Structural analysis of the H166G site-directed mutant of galactose-1-phosphate uridylyltransferase complexed with either UDP-glucose or UDP-galactose: detailed description of the nucleotide sugar binding site.Thoden, J.B., Ruzicka, F.J., Frey, P.A., Rayment, I., Holden, H.M.
(1997) Biochemistry 36: 1212-1222
- PubMed: 9063869
- DOI: https://doi.org/10.1021/bi9626517
- Primary Citation of Related Structures:
- PubMed Abstract:
Galactose-1-phosphate uridylyltransferase plays a key role in galactose metabolism by catalyzing the transfer of a uridine 5'-phosphoryl group from UDP-glucose to galactose 1-phosphate. The enzyme from Escherichia coli is composed of two identical subunits ...
Galactose-1-phosphate uridylyltransferase plays a key role in galactose metabolism by catalyzing the transfer of a uridine 5'-phosphoryl group from UDP-glucose to galactose 1-phosphate. The enzyme from Escherichia coli is composed of two identical subunits. The structures of the enzyme/UDP-glucose and UDP-galactose complexes, in which the catalytic nucleophile His 166 has been replaced with a glycine residue, have been determined and refined to 1.8 A resolution by single crystal X-ray diffraction analysis. Crystals employed in the investigation belonged to the space group P2(1) with unit cell dimensions of a = 68 A, b = 58 A, c = 189 A, and beta = 100 degrees and two dimers in the asymmetric unit. The models for these enzyme/substrate complexes have demonstrated that the active site of the uridylyltransferase is formed by amino acid residues contributed from both subunits in the dimer. Those amino acid residues critically involved in sugar binding include Asn 153 and Gly 159 from the first subunit and Lys 311, Phe 312, Val 314, Tyr 316, Glu 317, and Gln 323 from the second subunit. The uridylyltransferase is able to accommodate both UDP-galactose and UDP-glucose substrates by simple movements of the side chains of Glu 317 and Gln 323 and by a change in the backbone dihedral angles of Val 314. The removal of the imidazole group at position 166 results in little structural perturbation of the polypeptide chain backbone when compared to the previously determined structure for the wild-type enzyme. Instead, the cavity created by the mutation is partially compensated for by the presence of a potassium ion and its accompanying coordination sphere. As such, the mutant protein structures presented here represent valid models for understanding substrate recognition and binding in the native galactose-1-phosphate uridylyltransferase.

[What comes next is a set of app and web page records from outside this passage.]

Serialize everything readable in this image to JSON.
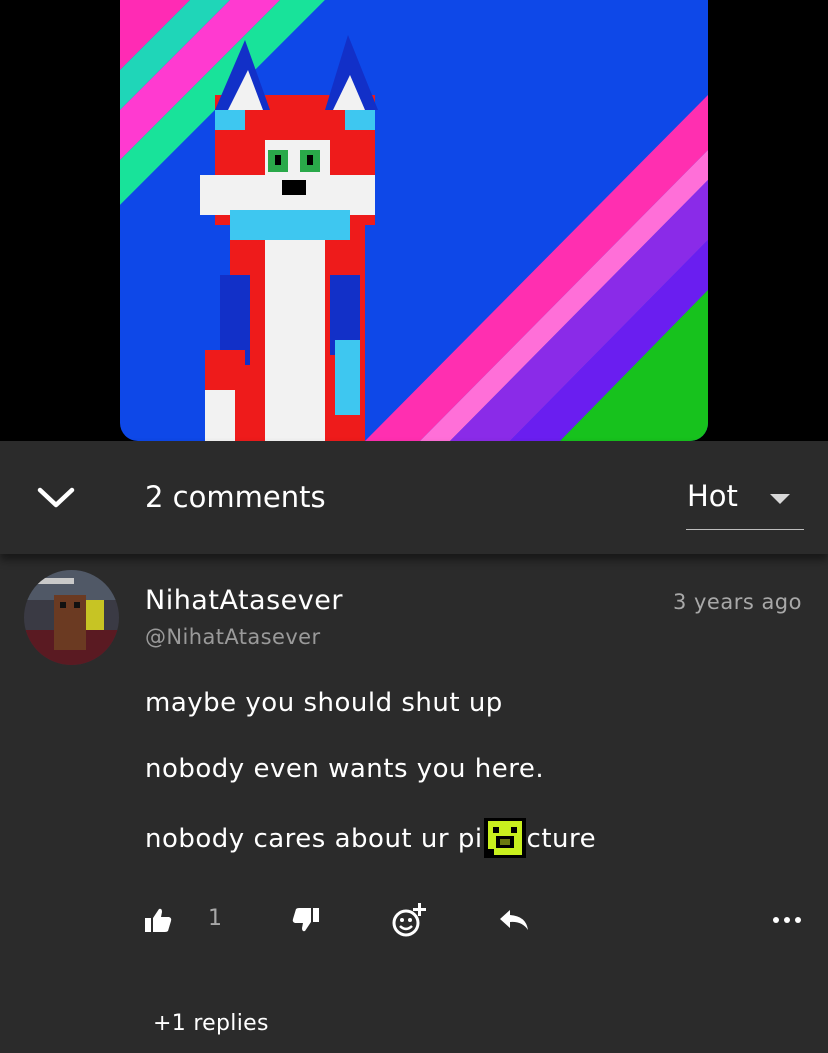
{
  "header": {
    "comment_count_label": "2 comments",
    "sort_selected": "Hot"
  },
  "comments": [
    {
      "author_name": "NihatAtasever",
      "author_handle": "@NihatAtasever",
      "timestamp": "3 years ago",
      "lines": [
        "maybe you should shut up",
        "nobody even wants you here.",
        "nobody cares about ur pi",
        "cture"
      ],
      "inline_emoji": "green-face-emoji",
      "like_count": "1",
      "replies_label": "+1 replies"
    }
  ],
  "icons": [
    "chevron-down-icon",
    "caret-down-icon",
    "thumbs-up-icon",
    "thumbs-down-icon",
    "add-reaction-icon",
    "reply-icon",
    "more-options-icon"
  ],
  "colors": {
    "background": "#2b2b2b",
    "text_primary": "#ffffff",
    "text_secondary": "#9a9a9a"
  }
}
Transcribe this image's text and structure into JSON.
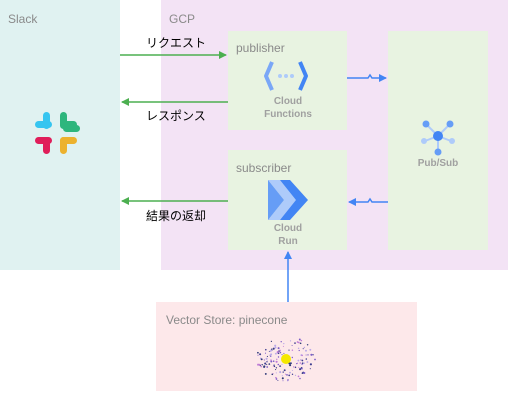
{
  "groups": {
    "slack": {
      "label": "Slack"
    },
    "gcp": {
      "label": "GCP"
    },
    "vector_store": {
      "label": "Vector Store: pinecone"
    }
  },
  "boxes": {
    "publisher": {
      "label": "publisher",
      "service": [
        "Cloud",
        "Functions"
      ]
    },
    "subscriber": {
      "label": "subscriber",
      "service": [
        "Cloud",
        "Run"
      ]
    },
    "pubsub": {
      "service": "Pub/Sub"
    }
  },
  "arrows": {
    "request": "リクエスト",
    "response": "レスポンス",
    "result": "結果の返却"
  },
  "icons": [
    "slack-logo-icon",
    "cloud-functions-icon",
    "cloud-run-icon",
    "pubsub-icon",
    "pinecone-logo-icon"
  ],
  "colors": {
    "slack_bg": "#e0f2f1",
    "gcp_bg": "#f3e3f5",
    "box_bg": "#e8f3e1",
    "vector_bg": "#fde8ea",
    "green_arrow": "#4caf50",
    "blue_arrow": "#4285f4"
  }
}
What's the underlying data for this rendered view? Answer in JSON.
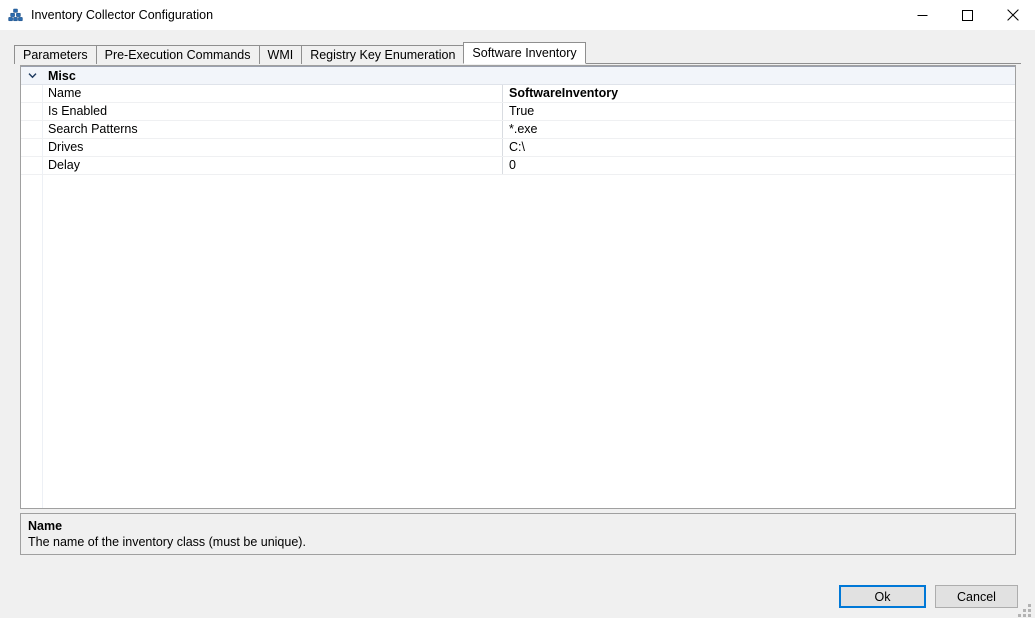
{
  "window": {
    "title": "Inventory Collector Configuration",
    "icon": "blocks-icon",
    "controls": {
      "minimize": "—",
      "maximize": "☐",
      "close": "✕"
    }
  },
  "tabs": [
    {
      "label": "Parameters",
      "selected": false
    },
    {
      "label": "Pre-Execution Commands",
      "selected": false
    },
    {
      "label": "WMI",
      "selected": false
    },
    {
      "label": "Registry Key Enumeration",
      "selected": false
    },
    {
      "label": "Software Inventory",
      "selected": true
    }
  ],
  "property_grid": {
    "category": {
      "label": "Misc",
      "expander_icon": "chevron-down-icon",
      "expanded": true
    },
    "rows": [
      {
        "name": "Name",
        "value": "SoftwareInventory",
        "bold": true
      },
      {
        "name": "Is Enabled",
        "value": "True",
        "bold": false
      },
      {
        "name": "Search Patterns",
        "value": "*.exe",
        "bold": false
      },
      {
        "name": "Drives",
        "value": "C:\\",
        "bold": false
      },
      {
        "name": "Delay",
        "value": "0",
        "bold": false
      }
    ]
  },
  "description": {
    "title": "Name",
    "text": "The name of the inventory class (must be unique)."
  },
  "footer": {
    "ok_label": "Ok",
    "cancel_label": "Cancel"
  },
  "colors": {
    "accent": "#0078d7",
    "window_bg": "#f0f0f0",
    "grid_bg": "#ffffff",
    "category_bg": "#f2f5fa",
    "close_hover": "#e81123"
  }
}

Department of Biochemistry, University of Wisconsin-Madison, 53705, USA.